(App and web page records)

--------------------------------

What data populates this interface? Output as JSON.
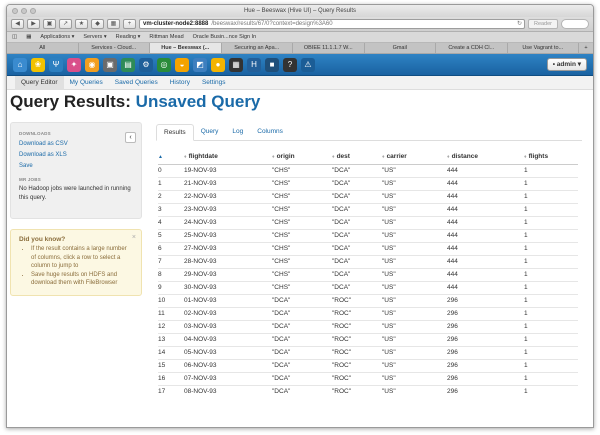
{
  "window": {
    "title": "Hue – Beeswax (Hive UI) – Query Results"
  },
  "browser": {
    "url_host": "vm-cluster-node2:8888",
    "url_path": "/beeswax/results/67/0?context=design%3A60",
    "reader_label": "Reader",
    "reload_icon": "reload-icon"
  },
  "bookmarks": [
    "Applications ▾",
    "Servers ▾",
    "Reading ▾",
    "Rittman Mead",
    "Oracle Busin...nce Sign In"
  ],
  "browser_tabs": [
    {
      "label": "All",
      "active": false
    },
    {
      "label": "Services - Cloud...",
      "active": false
    },
    {
      "label": "Hue – Beeswax (...",
      "active": true
    },
    {
      "label": "Securing an Apa...",
      "active": false
    },
    {
      "label": "OBIEE 11.1.1.7 W...",
      "active": false
    },
    {
      "label": "Gmail",
      "active": false
    },
    {
      "label": "Create a CDH Cl...",
      "active": false
    },
    {
      "label": "Use Vagrant to...",
      "active": false
    }
  ],
  "tab_plus": "+",
  "hue_nav": {
    "apps": [
      {
        "icon": "home-icon",
        "glyph": "⌂",
        "color": "#3a8bcf"
      },
      {
        "icon": "hue-logo-icon",
        "glyph": "❀",
        "color": "#f2c200"
      },
      {
        "icon": "pig-icon",
        "glyph": "Ψ",
        "color": "#2c7fc0"
      },
      {
        "icon": "beeswax-icon",
        "glyph": "✦",
        "color": "#d94f8a"
      },
      {
        "icon": "impala-icon",
        "glyph": "◉",
        "color": "#f29e1f"
      },
      {
        "icon": "metastore-icon",
        "glyph": "▣",
        "color": "#6b6b6b"
      },
      {
        "icon": "pig-editor-icon",
        "glyph": "▤",
        "color": "#2e8b57"
      },
      {
        "icon": "jobsub-icon",
        "glyph": "⚙",
        "color": "#1e5f99"
      },
      {
        "icon": "oozie-icon",
        "glyph": "◎",
        "color": "#2a8c3a"
      },
      {
        "icon": "hbase-icon",
        "glyph": "◒",
        "color": "#f4a300"
      },
      {
        "icon": "sqoop-icon",
        "glyph": "◩",
        "color": "#3e7fbf"
      },
      {
        "icon": "zookeeper-icon",
        "glyph": "●",
        "color": "#f4b400"
      },
      {
        "icon": "search-app-icon",
        "glyph": "▦",
        "color": "#333333"
      },
      {
        "icon": "filebrowser-icon",
        "glyph": "H",
        "color": "#235f99"
      },
      {
        "icon": "jobbrowser-icon",
        "glyph": "■",
        "color": "#1f4f7a"
      },
      {
        "icon": "help-icon",
        "glyph": "?",
        "color": "#333333"
      },
      {
        "icon": "warning-icon",
        "glyph": "⚠",
        "color": "#1b5d96"
      }
    ],
    "admin_label": "• admin ▾"
  },
  "subnav": [
    {
      "label": "Query Editor",
      "active": false
    },
    {
      "label": "My Queries",
      "active": false
    },
    {
      "label": "Saved Queries",
      "active": false
    },
    {
      "label": "History",
      "active": false
    },
    {
      "label": "Settings",
      "active": false
    }
  ],
  "page": {
    "title_prefix": "Query Results:",
    "title_accent": "Unsaved Query"
  },
  "sidebar": {
    "downloads_header": "DOWNLOADS",
    "download_csv": "Download as CSV",
    "download_xls": "Download as XLS",
    "save": "Save",
    "mr_header": "MR JOBS",
    "mr_text": "No Hadoop jobs were launched in running this query.",
    "collapse_glyph": "‹"
  },
  "tip": {
    "title": "Did you know?",
    "close_glyph": "×",
    "items": [
      "If the result contains a large number of columns, click a row to select a column to jump to",
      "Save huge results on HDFS and download them with FileBrowser"
    ]
  },
  "result_tabs": [
    {
      "label": "Results",
      "active": true
    },
    {
      "label": "Query",
      "active": false
    },
    {
      "label": "Log",
      "active": false
    },
    {
      "label": "Columns",
      "active": false
    }
  ],
  "table": {
    "headers": [
      "",
      "flightdate",
      "origin",
      "dest",
      "carrier",
      "distance",
      "flights"
    ],
    "sort_glyph": "♦",
    "sort_active_glyph": "▲",
    "rows": [
      [
        "0",
        "19-NOV-93",
        "\"CHS\"",
        "\"DCA\"",
        "\"US\"",
        "444",
        "1"
      ],
      [
        "1",
        "21-NOV-93",
        "\"CHS\"",
        "\"DCA\"",
        "\"US\"",
        "444",
        "1"
      ],
      [
        "2",
        "22-NOV-93",
        "\"CHS\"",
        "\"DCA\"",
        "\"US\"",
        "444",
        "1"
      ],
      [
        "3",
        "23-NOV-93",
        "\"CHS\"",
        "\"DCA\"",
        "\"US\"",
        "444",
        "1"
      ],
      [
        "4",
        "24-NOV-93",
        "\"CHS\"",
        "\"DCA\"",
        "\"US\"",
        "444",
        "1"
      ],
      [
        "5",
        "25-NOV-93",
        "\"CHS\"",
        "\"DCA\"",
        "\"US\"",
        "444",
        "1"
      ],
      [
        "6",
        "27-NOV-93",
        "\"CHS\"",
        "\"DCA\"",
        "\"US\"",
        "444",
        "1"
      ],
      [
        "7",
        "28-NOV-93",
        "\"CHS\"",
        "\"DCA\"",
        "\"US\"",
        "444",
        "1"
      ],
      [
        "8",
        "29-NOV-93",
        "\"CHS\"",
        "\"DCA\"",
        "\"US\"",
        "444",
        "1"
      ],
      [
        "9",
        "30-NOV-93",
        "\"CHS\"",
        "\"DCA\"",
        "\"US\"",
        "444",
        "1"
      ],
      [
        "10",
        "01-NOV-93",
        "\"DCA\"",
        "\"ROC\"",
        "\"US\"",
        "296",
        "1"
      ],
      [
        "11",
        "02-NOV-93",
        "\"DCA\"",
        "\"ROC\"",
        "\"US\"",
        "296",
        "1"
      ],
      [
        "12",
        "03-NOV-93",
        "\"DCA\"",
        "\"ROC\"",
        "\"US\"",
        "296",
        "1"
      ],
      [
        "13",
        "04-NOV-93",
        "\"DCA\"",
        "\"ROC\"",
        "\"US\"",
        "296",
        "1"
      ],
      [
        "14",
        "05-NOV-93",
        "\"DCA\"",
        "\"ROC\"",
        "\"US\"",
        "296",
        "1"
      ],
      [
        "15",
        "06-NOV-93",
        "\"DCA\"",
        "\"ROC\"",
        "\"US\"",
        "296",
        "1"
      ],
      [
        "16",
        "07-NOV-93",
        "\"DCA\"",
        "\"ROC\"",
        "\"US\"",
        "296",
        "1"
      ],
      [
        "17",
        "08-NOV-93",
        "\"DCA\"",
        "\"ROC\"",
        "\"US\"",
        "296",
        "1"
      ]
    ]
  }
}
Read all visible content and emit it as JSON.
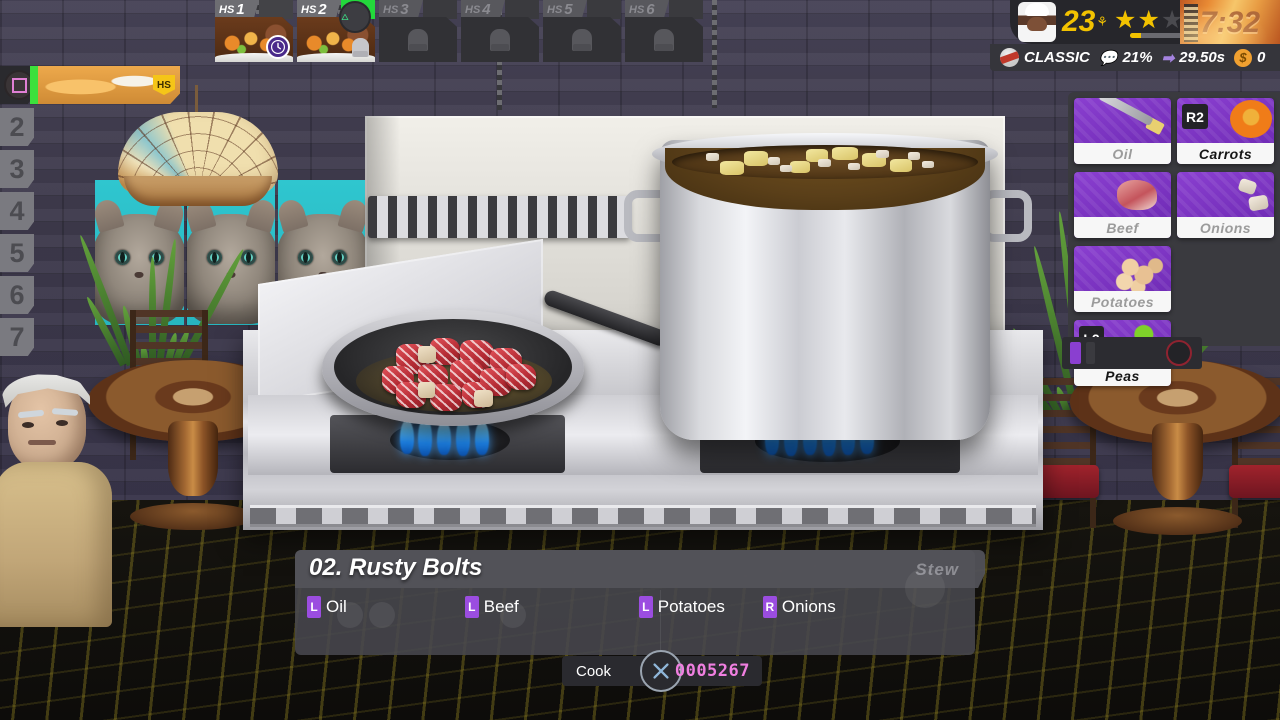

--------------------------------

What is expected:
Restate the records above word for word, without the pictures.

Response to this exercise:
What data populates this interface? Output as JSON.
{
  "window": {
    "title": "Hue – Beeswax (Hive UI) – Query Results"
  },
  "browser": {
    "url_host": "vm-cluster-node2:8888",
    "url_path": "/beeswax/results/67/0?context=design%3A60",
    "reader_label": "Reader",
    "reload_icon": "reload-icon"
  },
  "bookmarks": [
    "Applications ▾",
    "Servers ▾",
    "Reading ▾",
    "Rittman Mead",
    "Oracle Busin...nce Sign In"
  ],
  "browser_tabs": [
    {
      "label": "All",
      "active": false
    },
    {
      "label": "Services - Cloud...",
      "active": false
    },
    {
      "label": "Hue – Beeswax (...",
      "active": true
    },
    {
      "label": "Securing an Apa...",
      "active": false
    },
    {
      "label": "OBIEE 11.1.1.7 W...",
      "active": false
    },
    {
      "label": "Gmail",
      "active": false
    },
    {
      "label": "Create a CDH Cl...",
      "active": false
    },
    {
      "label": "Use Vagrant to...",
      "active": false
    }
  ],
  "tab_plus": "+",
  "hue_nav": {
    "apps": [
      {
        "icon": "home-icon",
        "glyph": "⌂",
        "color": "#3a8bcf"
      },
      {
        "icon": "hue-logo-icon",
        "glyph": "❀",
        "color": "#f2c200"
      },
      {
        "icon": "pig-icon",
        "glyph": "Ψ",
        "color": "#2c7fc0"
      },
      {
        "icon": "beeswax-icon",
        "glyph": "✦",
        "color": "#d94f8a"
      },
      {
        "icon": "impala-icon",
        "glyph": "◉",
        "color": "#f29e1f"
      },
      {
        "icon": "metastore-icon",
        "glyph": "▣",
        "color": "#6b6b6b"
      },
      {
        "icon": "pig-editor-icon",
        "glyph": "▤",
        "color": "#2e8b57"
      },
      {
        "icon": "jobsub-icon",
        "glyph": "⚙",
        "color": "#1e5f99"
      },
      {
        "icon": "oozie-icon",
        "glyph": "◎",
        "color": "#2a8c3a"
      },
      {
        "icon": "hbase-icon",
        "glyph": "◒",
        "color": "#f4a300"
      },
      {
        "icon": "sqoop-icon",
        "glyph": "◩",
        "color": "#3e7fbf"
      },
      {
        "icon": "zookeeper-icon",
        "glyph": "●",
        "color": "#f4b400"
      },
      {
        "icon": "search-app-icon",
        "glyph": "▦",
        "color": "#333333"
      },
      {
        "icon": "filebrowser-icon",
        "glyph": "H",
        "color": "#235f99"
      },
      {
        "icon": "jobbrowser-icon",
        "glyph": "■",
        "color": "#1f4f7a"
      },
      {
        "icon": "help-icon",
        "glyph": "?",
        "color": "#333333"
      },
      {
        "icon": "warning-icon",
        "glyph": "⚠",
        "color": "#1b5d96"
      }
    ],
    "admin_label": "• admin ▾"
  },
  "subnav": [
    {
      "label": "Query Editor",
      "active": false
    },
    {
      "label": "My Queries",
      "active": false
    },
    {
      "label": "Saved Queries",
      "active": false
    },
    {
      "label": "History",
      "active": false
    },
    {
      "label": "Settings",
      "active": false
    }
  ],
  "page": {
    "title_prefix": "Query Results:",
    "title_accent": "Unsaved Query"
  },
  "sidebar": {
    "downloads_header": "DOWNLOADS",
    "download_csv": "Download as CSV",
    "download_xls": "Download as XLS",
    "save": "Save",
    "mr_header": "MR JOBS",
    "mr_text": "No Hadoop jobs were launched in running this query.",
    "collapse_glyph": "‹"
  },
  "tip": {
    "title": "Did you know?",
    "close_glyph": "×",
    "items": [
      "If the result contains a large number of columns, click a row to select a column to jump to",
      "Save huge results on HDFS and download them with FileBrowser"
    ]
  },
  "result_tabs": [
    {
      "label": "Results",
      "active": true
    },
    {
      "label": "Query",
      "active": false
    },
    {
      "label": "Log",
      "active": false
    },
    {
      "label": "Columns",
      "active": false
    }
  ],
  "table": {
    "headers": [
      "",
      "flightdate",
      "origin",
      "dest",
      "carrier",
      "distance",
      "flights"
    ],
    "sort_glyph": "♦",
    "sort_active_glyph": "▲",
    "rows": [
      [
        "0",
        "19-NOV-93",
        "\"CHS\"",
        "\"DCA\"",
        "\"US\"",
        "444",
        "1"
      ],
      [
        "1",
        "21-NOV-93",
        "\"CHS\"",
        "\"DCA\"",
        "\"US\"",
        "444",
        "1"
      ],
      [
        "2",
        "22-NOV-93",
        "\"CHS\"",
        "\"DCA\"",
        "\"US\"",
        "444",
        "1"
      ],
      [
        "3",
        "23-NOV-93",
        "\"CHS\"",
        "\"DCA\"",
        "\"US\"",
        "444",
        "1"
      ],
      [
        "4",
        "24-NOV-93",
        "\"CHS\"",
        "\"DCA\"",
        "\"US\"",
        "444",
        "1"
      ],
      [
        "5",
        "25-NOV-93",
        "\"CHS\"",
        "\"DCA\"",
        "\"US\"",
        "444",
        "1"
      ],
      [
        "6",
        "27-NOV-93",
        "\"CHS\"",
        "\"DCA\"",
        "\"US\"",
        "444",
        "1"
      ],
      [
        "7",
        "28-NOV-93",
        "\"CHS\"",
        "\"DCA\"",
        "\"US\"",
        "444",
        "1"
      ],
      [
        "8",
        "29-NOV-93",
        "\"CHS\"",
        "\"DCA\"",
        "\"US\"",
        "444",
        "1"
      ],
      [
        "9",
        "30-NOV-93",
        "\"CHS\"",
        "\"DCA\"",
        "\"US\"",
        "444",
        "1"
      ],
      [
        "10",
        "01-NOV-93",
        "\"DCA\"",
        "\"ROC\"",
        "\"US\"",
        "296",
        "1"
      ],
      [
        "11",
        "02-NOV-93",
        "\"DCA\"",
        "\"ROC\"",
        "\"US\"",
        "296",
        "1"
      ],
      [
        "12",
        "03-NOV-93",
        "\"DCA\"",
        "\"ROC\"",
        "\"US\"",
        "296",
        "1"
      ],
      [
        "13",
        "04-NOV-93",
        "\"DCA\"",
        "\"ROC\"",
        "\"US\"",
        "296",
        "1"
      ],
      [
        "14",
        "05-NOV-93",
        "\"DCA\"",
        "\"ROC\"",
        "\"US\"",
        "296",
        "1"
      ],
      [
        "15",
        "06-NOV-93",
        "\"DCA\"",
        "\"ROC\"",
        "\"US\"",
        "296",
        "1"
      ],
      [
        "16",
        "07-NOV-93",
        "\"DCA\"",
        "\"ROC\"",
        "\"US\"",
        "296",
        "1"
      ],
      [
        "17",
        "08-NOV-93",
        "\"DCA\"",
        "\"ROC\"",
        "\"US\"",
        "296",
        "1"
      ]
    ]
  }
}
Read all visible content and emit it as JSON.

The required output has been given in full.